The critics had written him off, he himself admitted that he thought he had made 'a catastrophic decision' early on in electing to becoming the first driver to change over to slick tyres in the 2010 Australian Grand Prix – but reigning F1 World Champion Jenson Button has kicked his challenge for title glory firmly into gear with a brilliant victory in Melbourne, twelve months on from the triumph that launched a successful title challenge.
With the biggest Albert Park crowd in years, precipitation hanging in the air in the build-up to the race and rain increasingly threatening, the heavens opening barely ten minutes before the start turned proceedings into a lottery, with all competitors heading out on intermediates and grip at a real premium. All the ingredients were there for a Formula 1 thriller – and that is precisely what we would get.
A textbook launch from pole-sitter Sebastian Vettel when the lights went out was not mirrored by those behind. Team-mate Mark Webber alongside the German made a more sluggish getaway, and was passed for second by the sprightly Felipe Massa in the Ferrari from row three, the Brazilian making a storming start at a circuit that has never really smiled upon him.
The real drama, however, came as world championship leader Fernando Alonso found himself caught in the middle of a pincer movement between the McLaren of defending title-winner Button inside him and Michael Schumacher in the Mercedes Grand Prix on the outside. As the three squeezed together and tangled, the Ferrari was tipped into a spin and left facing backwards as the oncoming pack darted left and right around him, with some – Schumacher and the fast-starting Lewis Hamilton amongst them – forced to leave the track in avoidance.
That left Vettel leading from Massa, Webber and Robert Kubica in the first of the Renaults, with the Pole having made a lighting getaway right down the middle to vault from ninth to fourth. Later around the opening lap, a front wing-less Kamui Kobayashi in the Sauber found himself out-of-control heading into Turn Three and quite literally harpooned the luckless Nico Hulkenberg in the Williams and the Scuderia Toro Rosso of Sébastien Buemi, with all three departing the scene on the spot in a nasty-looking coming-together that thankfully resulted in no injuries.

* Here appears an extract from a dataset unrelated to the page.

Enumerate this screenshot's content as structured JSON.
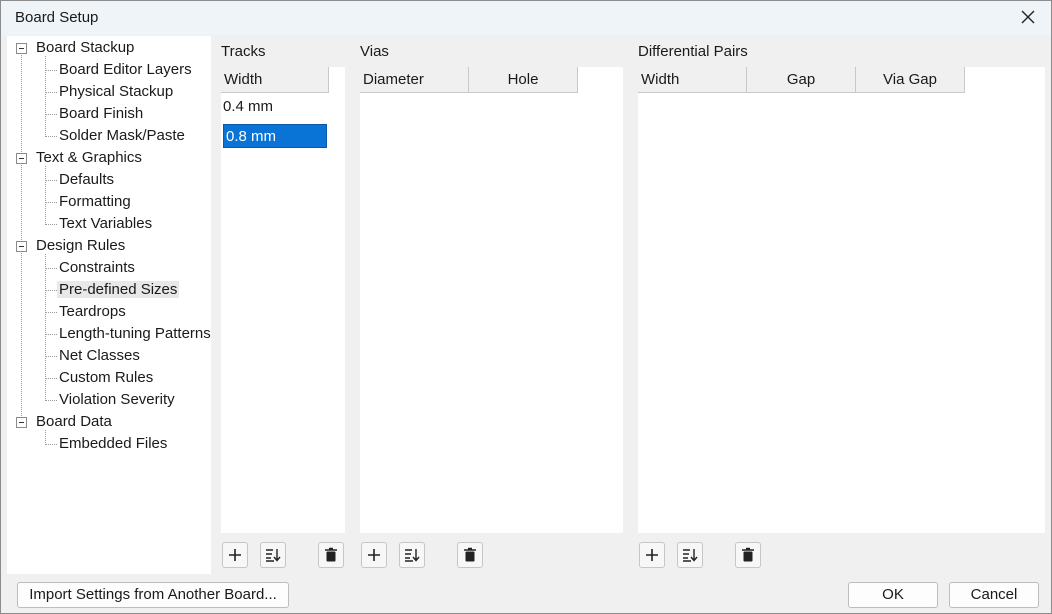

As the remainder of the competitors literally tip-toed around the lap on the tricky track surface, the safety car unsurprisingly emerged, enabling Schumacher to pit to replace his own dragging front wing. That left the order at the front Vettel from Massa, Webber, Kubica, Nico Rosberg, McLaren duo Button and Hamilton and Adrian Sutil, with Russian rookie Vitaly Petrov confirming the fast-starting abilities of the Renault R30 by leaping up from 18th to tenth. Bruno Senna has similarly profited well from the chaos to put his HRT an excellent 14th – though the Brazilian's race would unfortunately not last long.
At the re-start, whilst Vettel bolted away, Webber got very loose into the final corner to allow a racy Kubica to pull alongside on the start/finish straight as the Renault displayed superb traction in the wet, though the man from Kraków was unable to make a move stick on the outside line. Shortly afterwards, Hamilton asserted himself in the McLaren camp by diving up the inside of team-mate Button into turn three and aggressively squeezing him wide to make sure there was no comeback.
Further back, Schumacher was having fun and games with both feisty rookie Lucas Di Grassi and Lotus ace Heikki Kovalainen duelling energetically with the most successful driver in the sport's history and the former even having the audacity to re-pass the German legend once he had been overtaken in the unheralded Virgin Racing entry.
Up at the sharp end of proceedings, meanwhile, Webber found a way past Massa to re-instate the Red Bull one-two, with Kubica and Rosberg moving in to hassle the Paulista immediately afterwards, and Hamilton next up similarly on the attack. Button became the first driver to pit for slick tyres when he made a late call on lap seven, in an audacious bid that initially looked to have failed as the Briton shot off-track not long after – but the gamble would not take long to start paying off.